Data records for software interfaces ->

------------------------------------

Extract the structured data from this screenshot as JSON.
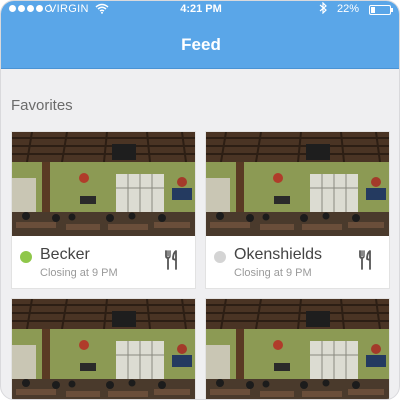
{
  "status_bar": {
    "carrier": "VIRGIN",
    "time": "4:21 PM",
    "battery_percent": "22%",
    "battery_level": 0.22
  },
  "nav": {
    "title": "Feed"
  },
  "favorites": {
    "title": "Favorites",
    "items": [
      {
        "name": "Becker",
        "status": "Closing at 9 PM",
        "status_color": "#8fc74a",
        "icon": "utensils-icon"
      },
      {
        "name": "Okenshields",
        "status": "Closing at 9 PM",
        "status_color": "#d4d4d4",
        "icon": "utensils-icon"
      }
    ]
  }
}
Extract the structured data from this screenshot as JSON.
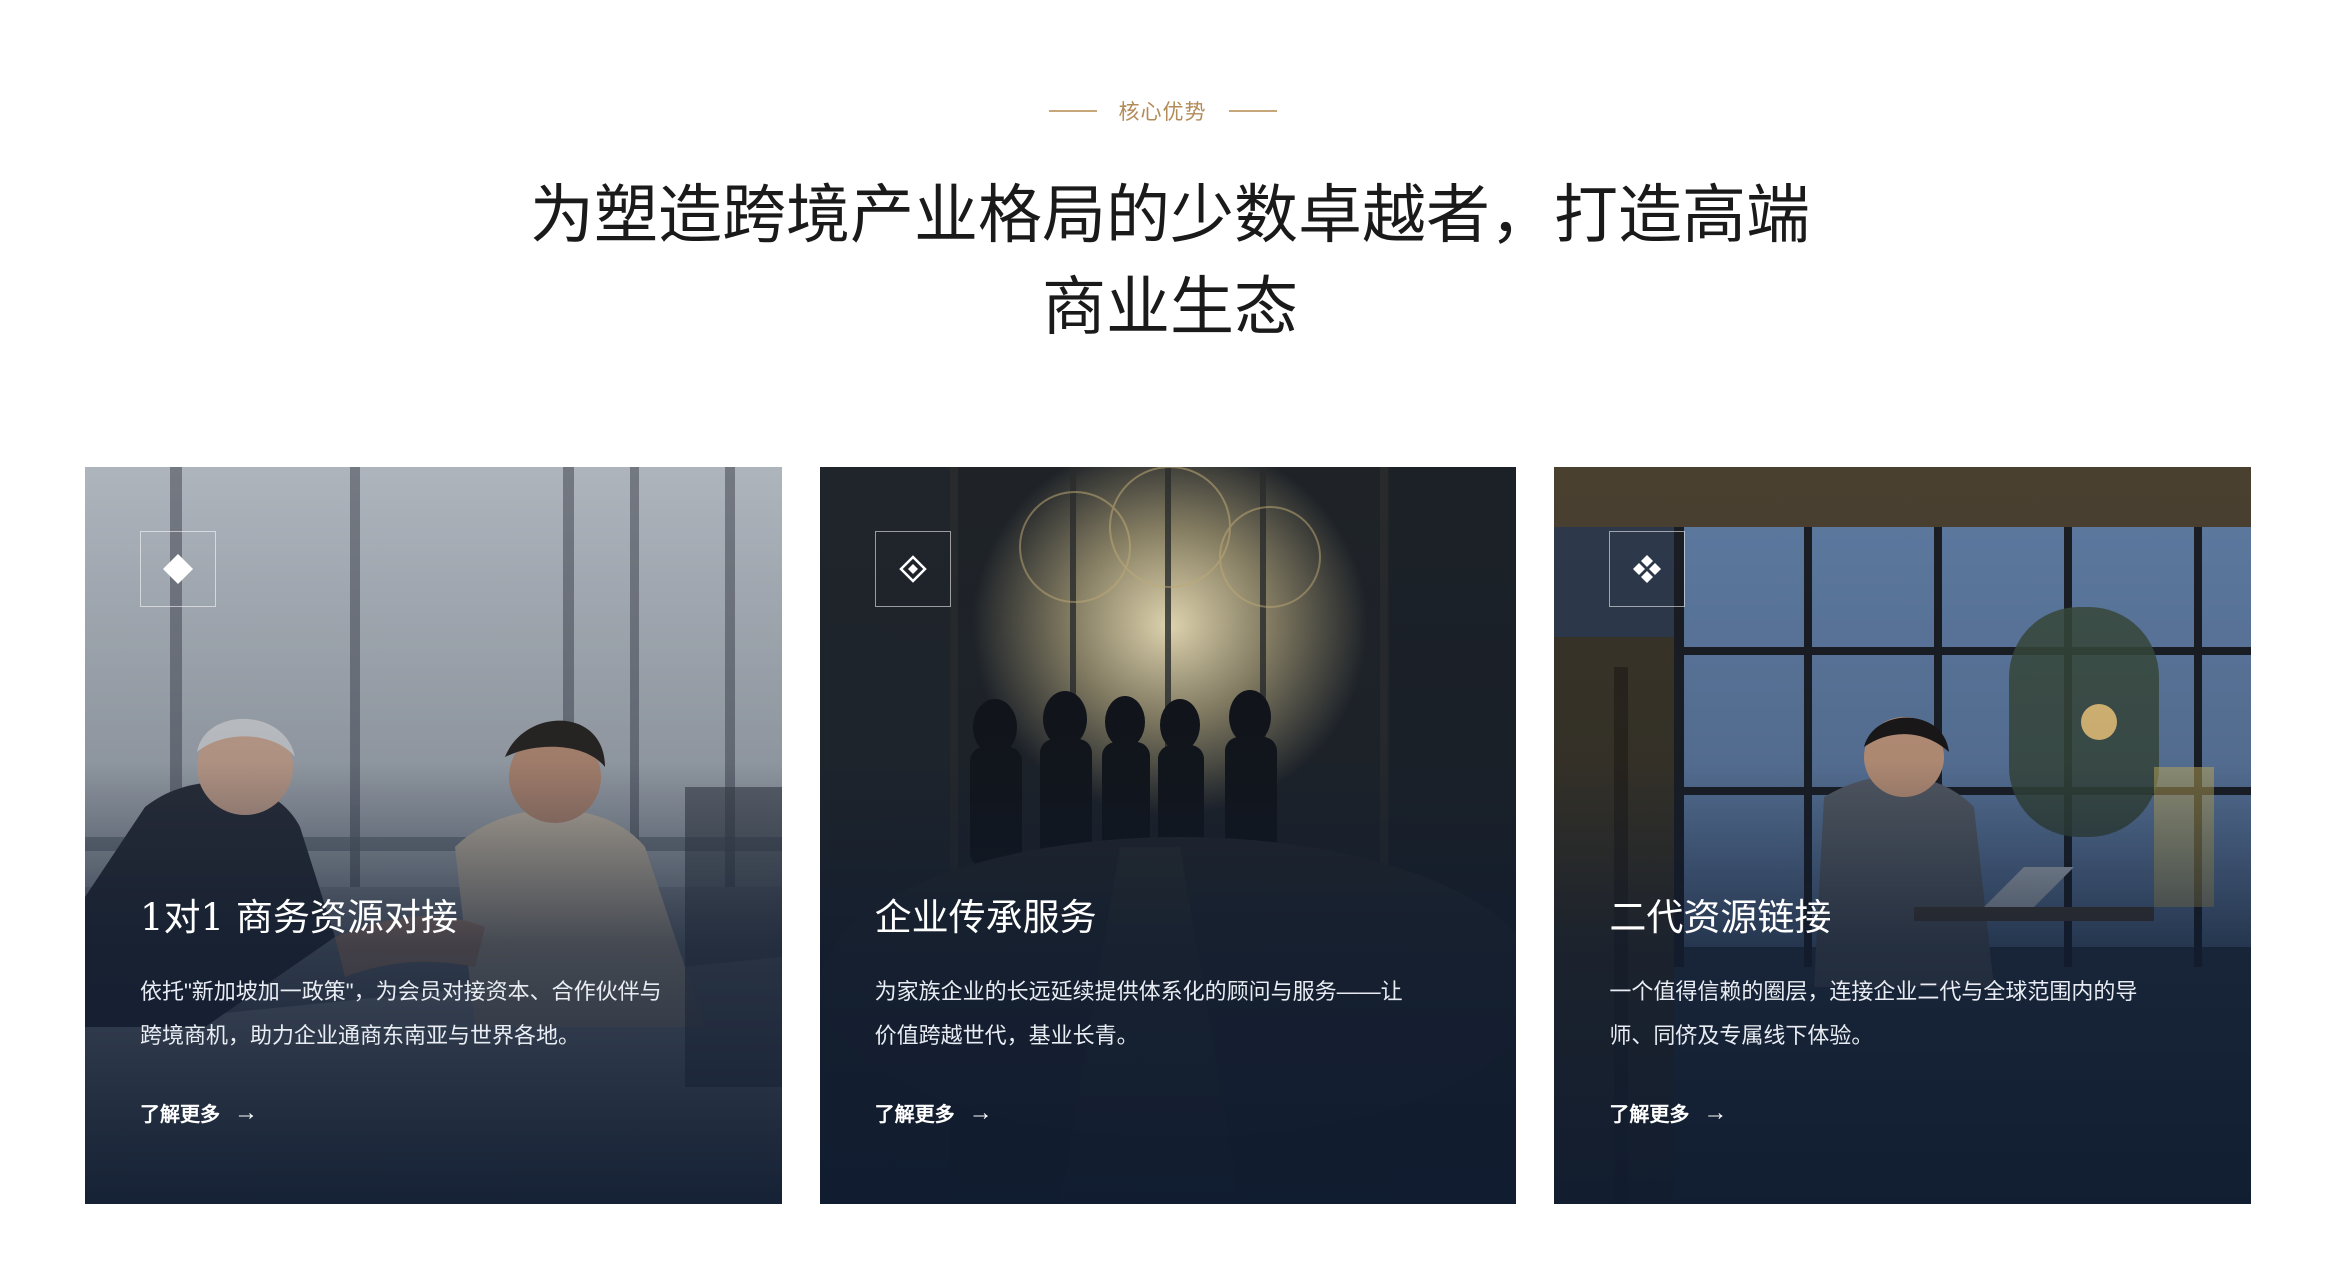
{
  "eyebrow": "核心优势",
  "headline": {
    "line1": "为塑造跨境产业格局的少数卓越者，打造高端",
    "line2": "商业生态"
  },
  "cards": [
    {
      "icon": "diamond-icon",
      "title": "1对1 商务资源对接",
      "desc_line1": "依托\"新加坡加一政策\"，为会员对接资本、合作伙伴与",
      "desc_line2": "跨境商机，助力企业通商东南亚与世界各地。",
      "link": "了解更多",
      "link_arrow": "→"
    },
    {
      "icon": "nested-diamond-icon",
      "title": "企业传承服务",
      "desc_line1": "为家族企业的长远延续提供体系化的顾问与服务——让",
      "desc_line2": "价值跨越世代，基业长青。",
      "link": "了解更多",
      "link_arrow": "→"
    },
    {
      "icon": "four-diamonds-icon",
      "title": "二代资源链接",
      "desc_line1": "一个值得信赖的圈层，连接企业二代与全球范围内的导",
      "desc_line2": "师、同侪及专属线下体验。",
      "link": "了解更多",
      "link_arrow": "→"
    }
  ],
  "colors": {
    "accent_gold": "#b38b59",
    "card_overlay": "#101c30"
  }
}
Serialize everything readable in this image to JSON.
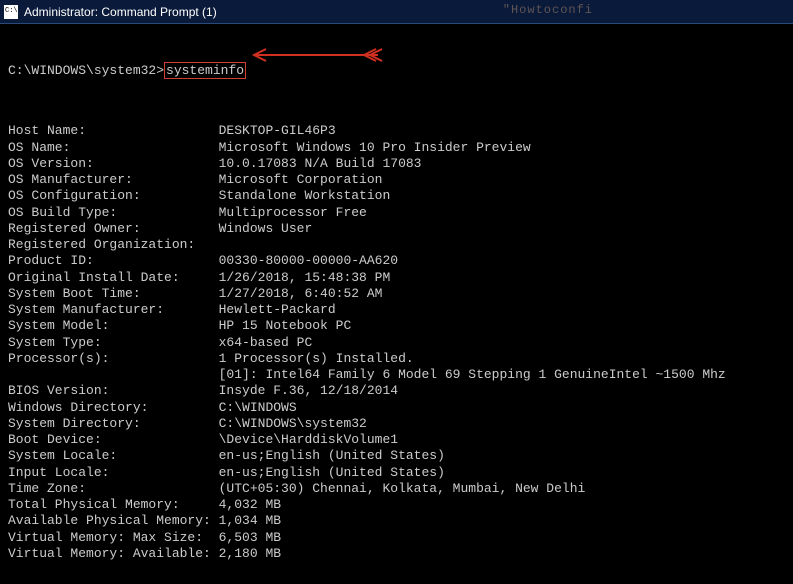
{
  "titlebar": {
    "text": "Administrator: Command Prompt (1)"
  },
  "watermark": "\"Howtoconfi",
  "prompt": {
    "path": "C:\\WINDOWS\\system32>",
    "command": "systeminfo"
  },
  "info": [
    {
      "label": "Host Name:",
      "value": "DESKTOP-GIL46P3"
    },
    {
      "label": "OS Name:",
      "value": "Microsoft Windows 10 Pro Insider Preview"
    },
    {
      "label": "OS Version:",
      "value": "10.0.17083 N/A Build 17083"
    },
    {
      "label": "OS Manufacturer:",
      "value": "Microsoft Corporation"
    },
    {
      "label": "OS Configuration:",
      "value": "Standalone Workstation"
    },
    {
      "label": "OS Build Type:",
      "value": "Multiprocessor Free"
    },
    {
      "label": "Registered Owner:",
      "value": "Windows User"
    },
    {
      "label": "Registered Organization:",
      "value": ""
    },
    {
      "label": "Product ID:",
      "value": "00330-80000-00000-AA620"
    },
    {
      "label": "Original Install Date:",
      "value": "1/26/2018, 15:48:38 PM"
    },
    {
      "label": "System Boot Time:",
      "value": "1/27/2018, 6:40:52 AM"
    },
    {
      "label": "System Manufacturer:",
      "value": "Hewlett-Packard"
    },
    {
      "label": "System Model:",
      "value": "HP 15 Notebook PC"
    },
    {
      "label": "System Type:",
      "value": "x64-based PC"
    },
    {
      "label": "Processor(s):",
      "value": "1 Processor(s) Installed."
    },
    {
      "label": "",
      "value": "[01]: Intel64 Family 6 Model 69 Stepping 1 GenuineIntel ~1500 Mhz"
    },
    {
      "label": "BIOS Version:",
      "value": "Insyde F.36, 12/18/2014"
    },
    {
      "label": "Windows Directory:",
      "value": "C:\\WINDOWS"
    },
    {
      "label": "System Directory:",
      "value": "C:\\WINDOWS\\system32"
    },
    {
      "label": "Boot Device:",
      "value": "\\Device\\HarddiskVolume1"
    },
    {
      "label": "System Locale:",
      "value": "en-us;English (United States)"
    },
    {
      "label": "Input Locale:",
      "value": "en-us;English (United States)"
    },
    {
      "label": "Time Zone:",
      "value": "(UTC+05:30) Chennai, Kolkata, Mumbai, New Delhi"
    },
    {
      "label": "Total Physical Memory:",
      "value": "4,032 MB"
    },
    {
      "label": "Available Physical Memory:",
      "value": "1,034 MB"
    },
    {
      "label": "Virtual Memory: Max Size:",
      "value": "6,503 MB"
    },
    {
      "label": "Virtual Memory: Available:",
      "value": "2,180 MB"
    }
  ]
}
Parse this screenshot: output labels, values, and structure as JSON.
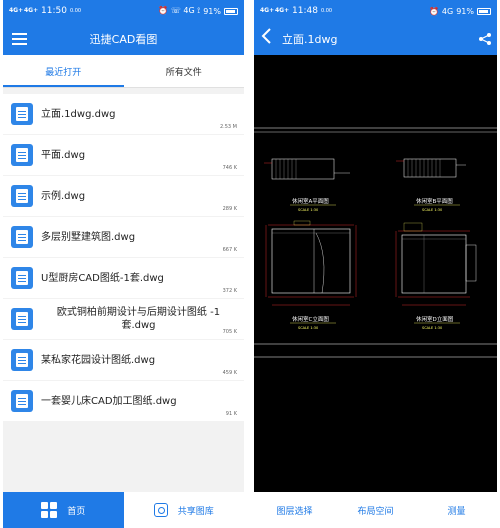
{
  "left": {
    "status": {
      "sig1": "4G+",
      "sig2": "4G+",
      "time": "11:50",
      "speed": "0.00",
      "icons": "⏰ ☏ 4G ⟟",
      "battery": "91%"
    },
    "appbar": {
      "title": "迅捷CAD看图"
    },
    "tabs": [
      {
        "label": "最近打开"
      },
      {
        "label": "所有文件"
      }
    ],
    "files": [
      {
        "name": "立面.1dwg.dwg",
        "size": "2.53 M"
      },
      {
        "name": "平面.dwg",
        "size": "746 K"
      },
      {
        "name": "示例.dwg",
        "size": "289 K"
      },
      {
        "name": "多层别墅建筑图.dwg",
        "size": "667 K"
      },
      {
        "name": "U型厨房CAD图纸-1套.dwg",
        "size": "372 K"
      },
      {
        "name": "欧式铜柏前期设计与后期设计图纸 -1套.dwg",
        "size": "705 K"
      },
      {
        "name": "某私家花园设计图纸.dwg",
        "size": "459 K"
      },
      {
        "name": "一套婴儿床CAD加工图纸.dwg",
        "size": "91 K"
      }
    ],
    "nav": {
      "home": "首页",
      "share": "共享图库"
    }
  },
  "right": {
    "status": {
      "sig1": "4G+",
      "sig2": "4G+",
      "time": "11:48",
      "speed": "0.00",
      "icons": "⏰ 4G",
      "battery": "91%"
    },
    "title": "立面.1dwg",
    "cad": {
      "view_a": "休闲室A平面图",
      "view_b": "休闲室B平面图",
      "view_c": "休闲室C立面图",
      "view_d": "休闲室D立面图",
      "scale_a": "SCALE   1:30",
      "scale_b": "SCALE   1:30",
      "scale_c": "SCALE   1:30",
      "scale_d": "SCALE   1:30"
    },
    "nav": {
      "layers": "图层选择",
      "layout": "布局空间",
      "measure": "测量"
    }
  },
  "colors": {
    "brand": "#1f7ae6",
    "cad_line": "#ffffff",
    "cad_accent": "#ff3333",
    "cad_text": "#ffff66"
  }
}
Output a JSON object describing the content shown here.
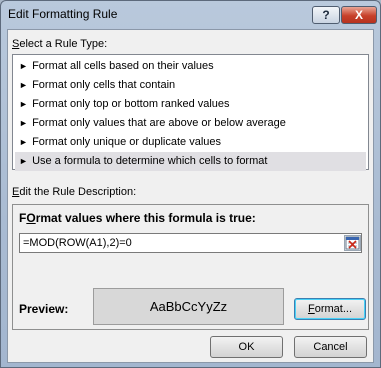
{
  "window": {
    "title": "Edit Formatting Rule",
    "help_label": "?",
    "close_label": "X"
  },
  "rule_type": {
    "label_prefix": "",
    "label_underlined": "S",
    "label_rest": "elect a Rule Type:",
    "items": [
      {
        "label": "Format all cells based on their values",
        "selected": false
      },
      {
        "label": "Format only cells that contain",
        "selected": false
      },
      {
        "label": "Format only top or bottom ranked values",
        "selected": false
      },
      {
        "label": "Format only values that are above or below average",
        "selected": false
      },
      {
        "label": "Format only unique or duplicate values",
        "selected": false
      },
      {
        "label": "Use a formula to determine which cells to format",
        "selected": true
      }
    ]
  },
  "description": {
    "label_underlined": "E",
    "label_rest": "dit the Rule Description:",
    "heading_underlined": "O",
    "heading_prefix": "F",
    "heading_rest": "rmat values where this formula is true:",
    "formula_value": "=MOD(ROW(A1),2)=0",
    "preview_label": "Preview:",
    "preview_text": "AaBbCcYyZz",
    "format_button_prefix": "",
    "format_button_underlined": "F",
    "format_button_rest": "ormat..."
  },
  "footer": {
    "ok_label": "OK",
    "cancel_label": "Cancel"
  },
  "colors": {
    "selection": "#e0dfe3",
    "close_button": "#c7402a"
  }
}
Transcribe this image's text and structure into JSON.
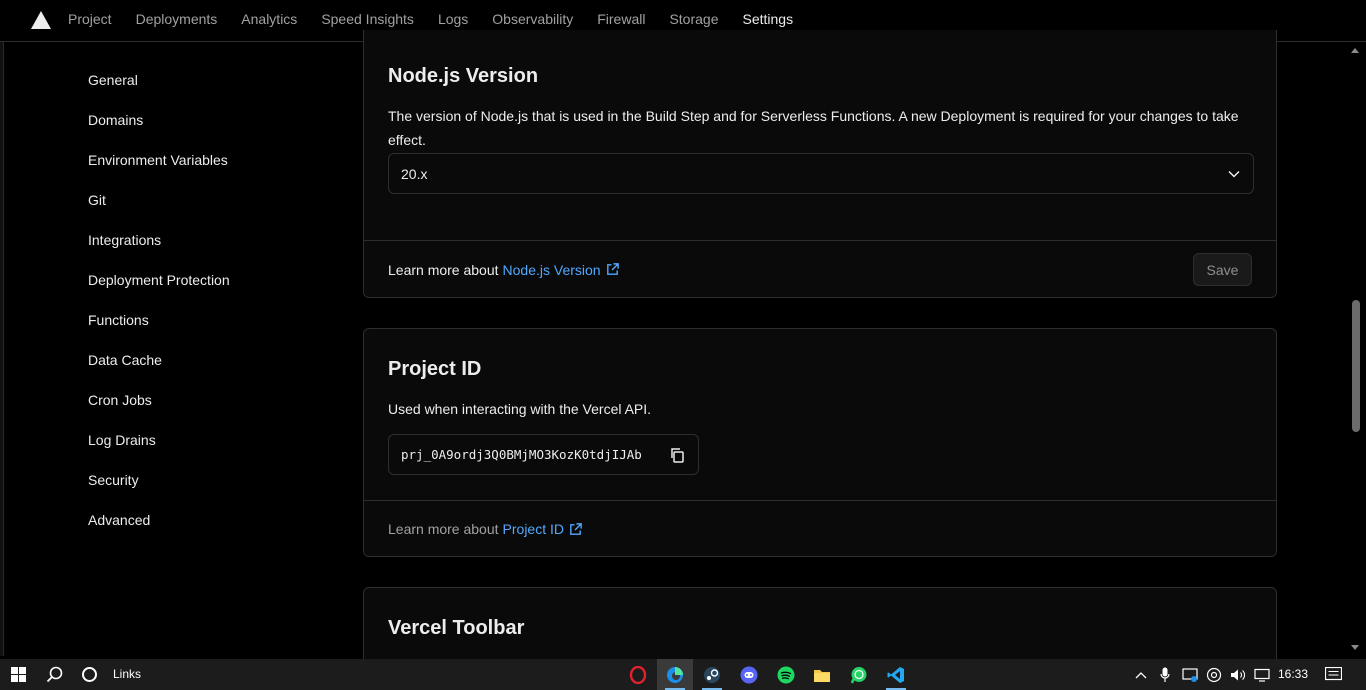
{
  "nav": {
    "tabs": [
      "Project",
      "Deployments",
      "Analytics",
      "Speed Insights",
      "Logs",
      "Observability",
      "Firewall",
      "Storage",
      "Settings"
    ],
    "active": "Settings"
  },
  "sidebar": {
    "items": [
      "General",
      "Domains",
      "Environment Variables",
      "Git",
      "Integrations",
      "Deployment Protection",
      "Functions",
      "Data Cache",
      "Cron Jobs",
      "Log Drains",
      "Security",
      "Advanced"
    ]
  },
  "node_card": {
    "title": "Node.js Version",
    "description": "The version of Node.js that is used in the Build Step and for Serverless Functions. A new Deployment is required for your changes to take effect.",
    "select_value": "20.x",
    "footer_prefix": "Learn more about",
    "footer_link": "Node.js Version",
    "save_label": "Save"
  },
  "project_card": {
    "title": "Project ID",
    "description": "Used when interacting with the Vercel API.",
    "project_id": "prj_0A9ordj3Q0BMjMO3KozK0tdjIJAb",
    "footer_prefix": "Learn more about",
    "footer_link": "Project ID"
  },
  "toolbar_card": {
    "title": "Vercel Toolbar"
  },
  "taskbar": {
    "links_label": "Links",
    "time": "16:33"
  },
  "colors": {
    "link": "#52a8ff",
    "background": "#000000",
    "card_border": "#2e2e2e"
  }
}
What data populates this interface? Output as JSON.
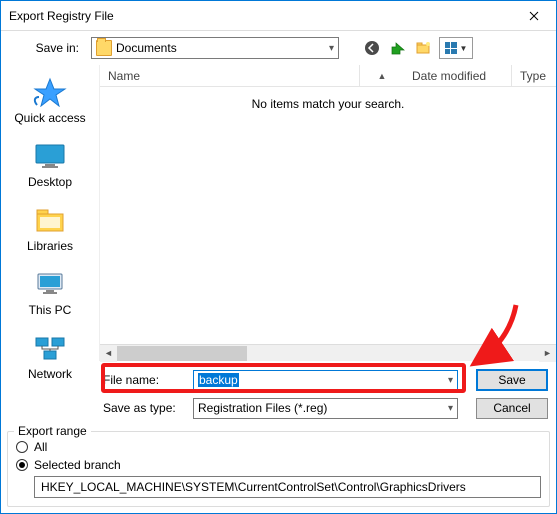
{
  "window": {
    "title": "Export Registry File"
  },
  "toolbar": {
    "save_in_label": "Save in:",
    "save_in_value": "Documents"
  },
  "places": [
    {
      "label": "Quick access"
    },
    {
      "label": "Desktop"
    },
    {
      "label": "Libraries"
    },
    {
      "label": "This PC"
    },
    {
      "label": "Network"
    }
  ],
  "columns": {
    "name": "Name",
    "date": "Date modified",
    "type": "Type"
  },
  "list_empty": "No items match your search.",
  "form": {
    "file_name_label": "File name:",
    "file_name_value": "backup",
    "save_as_type_label": "Save as type:",
    "save_as_type_value": "Registration Files (*.reg)",
    "save_button": "Save",
    "cancel_button": "Cancel"
  },
  "export_range": {
    "group_label": "Export range",
    "all_label": "All",
    "selected_label": "Selected branch",
    "selected_path": "HKEY_LOCAL_MACHINE\\SYSTEM\\CurrentControlSet\\Control\\GraphicsDrivers"
  }
}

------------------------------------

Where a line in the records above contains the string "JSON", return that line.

Extract the structured data from this screenshot as JSON.
Extract the structured data from this screenshot as JSON.
Serialize everything readable in this image to JSON.
Parse this screenshot: output labels, values, and structure as JSON.
Output a JSON object describing the content shown here.
Transcribe this image's text and structure into JSON.
What data populates this interface? Output as JSON.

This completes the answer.